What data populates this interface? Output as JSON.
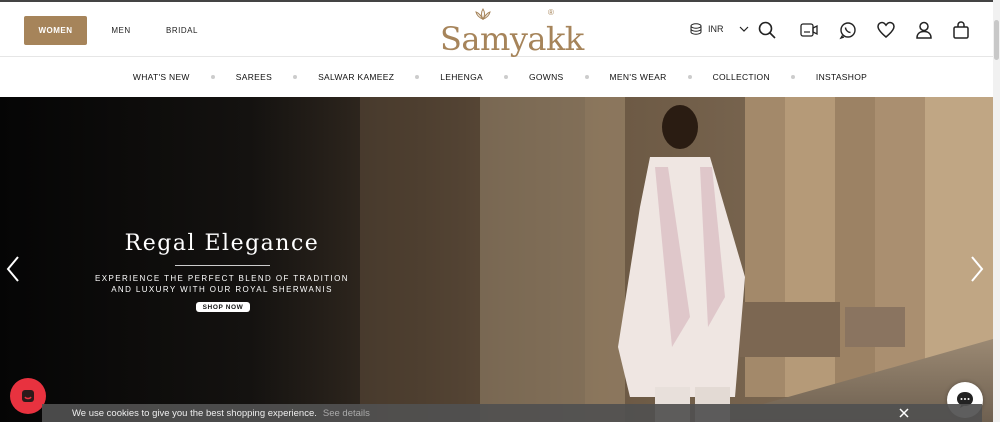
{
  "header": {
    "gender_tabs": [
      "WOMEN",
      "MEN",
      "BRIDAL"
    ],
    "logo_text": "Samyakk",
    "logo_reg": "®",
    "currency": "INR",
    "icons": [
      "currency-icon",
      "search-icon",
      "video-call-icon",
      "whatsapp-icon",
      "wishlist-heart-icon",
      "account-icon",
      "shopping-bag-icon"
    ]
  },
  "nav": {
    "items": [
      "WHAT'S NEW",
      "SAREES",
      "SALWAR KAMEEZ",
      "LEHENGA",
      "GOWNS",
      "MEN'S WEAR",
      "COLLECTION",
      "INSTASHOP"
    ]
  },
  "hero": {
    "title": "Regal Elegance",
    "subtitle_line1": "EXPERIENCE THE PERFECT BLEND OF TRADITION",
    "subtitle_line2": "AND LUXURY WITH OUR ROYAL SHERWANIS",
    "cta": "SHOP NOW"
  },
  "cookie": {
    "message": "We use cookies to give you the best shopping experience.",
    "link": "See details"
  },
  "colors": {
    "brand_gold": "#a6845a",
    "chat_red": "#e8323f"
  }
}
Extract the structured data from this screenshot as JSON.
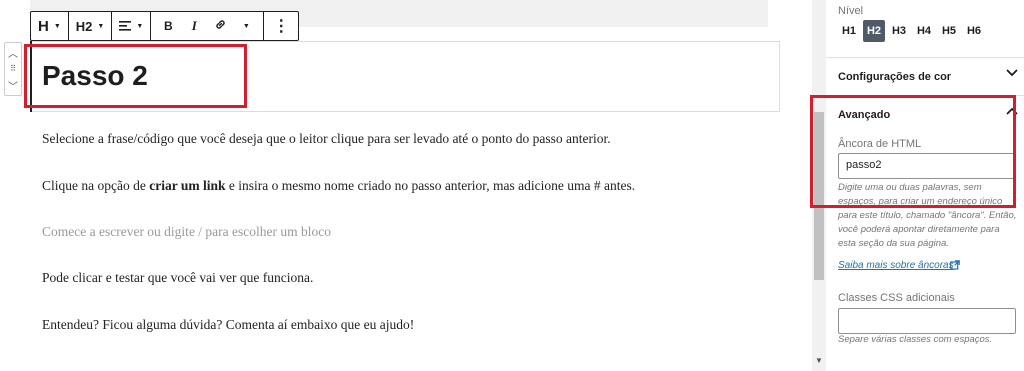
{
  "toolbar": {
    "block_type": "H",
    "heading_level": "H2",
    "align_icon": "align-left-icon",
    "bold": "B",
    "italic": "I",
    "link_icon": "link-icon",
    "more": "⋮"
  },
  "block": {
    "heading_text": "Passo 2"
  },
  "content": {
    "p1": "Selecione a frase/código que você deseja que o leitor clique para ser levado até o ponto do passo anterior.",
    "p2_pre": "Clique na opção de ",
    "p2_bold": "criar um link",
    "p2_post": " e insira o mesmo nome criado no passo anterior, mas adicione uma # antes.",
    "placeholder": "Comece a escrever ou digite / para escolher um bloco",
    "p3": "Pode clicar e testar que você vai ver que funciona.",
    "p4": "Entendeu? Ficou alguma dúvida? Comenta aí embaixo que eu ajudo!"
  },
  "sidebar": {
    "level_label": "Nível",
    "levels": [
      "H1",
      "H2",
      "H3",
      "H4",
      "H5",
      "H6"
    ],
    "active_level": "H2",
    "color_settings": "Configurações de cor",
    "advanced": "Avançado",
    "anchor_label": "Âncora de HTML",
    "anchor_value": "passo2",
    "anchor_help": "Digite uma ou duas palavras, sem espaços, para criar um endereço único para este título, chamado \"âncora\". Então, você poderá apontar diretamente para esta seção da sua página.",
    "learn_more": "Saiba mais sobre âncoras",
    "css_label": "Classes CSS adicionais",
    "css_value": "",
    "css_help": "Separe várias classes com espaços."
  },
  "colors": {
    "highlight": "#d21f2e",
    "active_level_bg": "#505b68",
    "link": "#2271b1"
  }
}
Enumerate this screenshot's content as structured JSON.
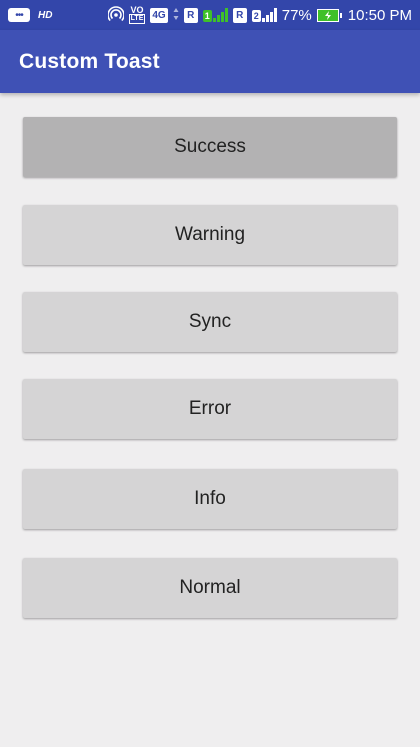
{
  "status_bar": {
    "chat_icon_text": "•••",
    "hd_label": "HD",
    "vo_label": "VO",
    "lte_label": "LTE",
    "network_label": "4G",
    "sim1_label": "R",
    "sim2_badge": "1",
    "sim2_label": "R",
    "sim2_badge2": "2",
    "battery_percent": "77%",
    "time": "10:50 PM"
  },
  "app_bar": {
    "title": "Custom Toast"
  },
  "buttons": {
    "success": "Success",
    "warning": "Warning",
    "sync": "Sync",
    "error": "Error",
    "info": "Info",
    "normal": "Normal"
  },
  "colors": {
    "status_bar": "#3346aa",
    "app_bar": "#3f51b5",
    "background": "#efeeef",
    "button": "#d5d4d5",
    "button_pressed": "#b3b2b3",
    "battery": "#3fc02a"
  }
}
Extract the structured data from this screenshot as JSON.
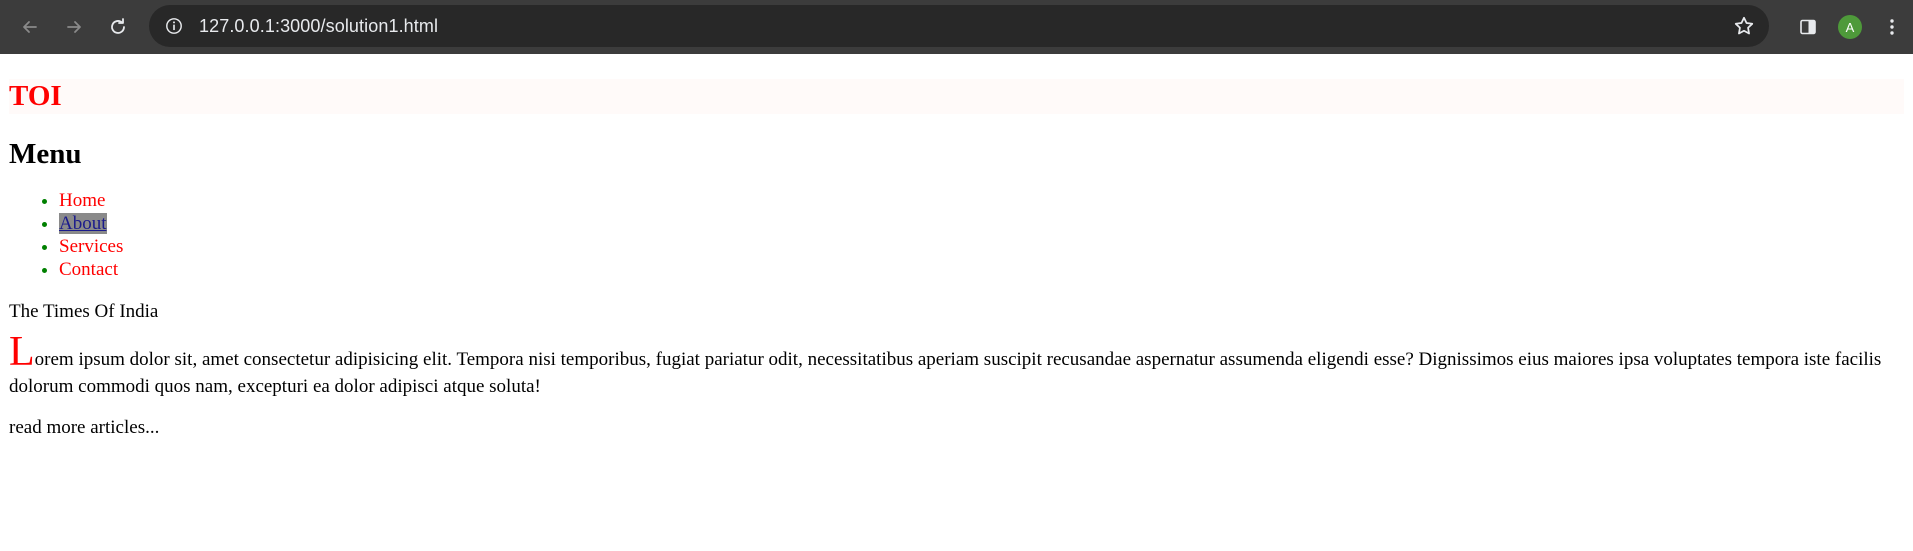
{
  "browser": {
    "url": "127.0.0.1:3000/solution1.html",
    "profile_initial": "A",
    "icons": {
      "back": "back-arrow-icon",
      "forward": "forward-arrow-icon",
      "reload": "reload-icon",
      "site_info": "info-icon",
      "bookmark": "star-icon",
      "side_panel": "side-panel-icon",
      "menu": "kebab-menu-icon"
    }
  },
  "header": {
    "brand": "TOI"
  },
  "menu": {
    "title": "Menu",
    "items": [
      {
        "label": "Home"
      },
      {
        "label": "About"
      },
      {
        "label": "Services"
      },
      {
        "label": "Contact"
      }
    ]
  },
  "content": {
    "subtitle": "The Times Of India",
    "dropcap": "L",
    "paragraph_rest": "orem ipsum dolor sit, amet consectetur adipisicing elit. Tempora nisi temporibus, fugiat pariatur odit, necessitatibus aperiam suscipit recusandae aspernatur assumenda eligendi esse? Dignissimos eius maiores ipsa voluptates tempora iste facilis dolorum commodi quos nam, excepturi ea dolor adipisci atque soluta!",
    "read_more": "read more articles..."
  },
  "colors": {
    "brand": "#ff0000",
    "bullet": "#008000",
    "link": "#ff0000",
    "active_bg": "#8a8a8a"
  }
}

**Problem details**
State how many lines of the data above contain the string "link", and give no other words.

**Answer to this exercise**
5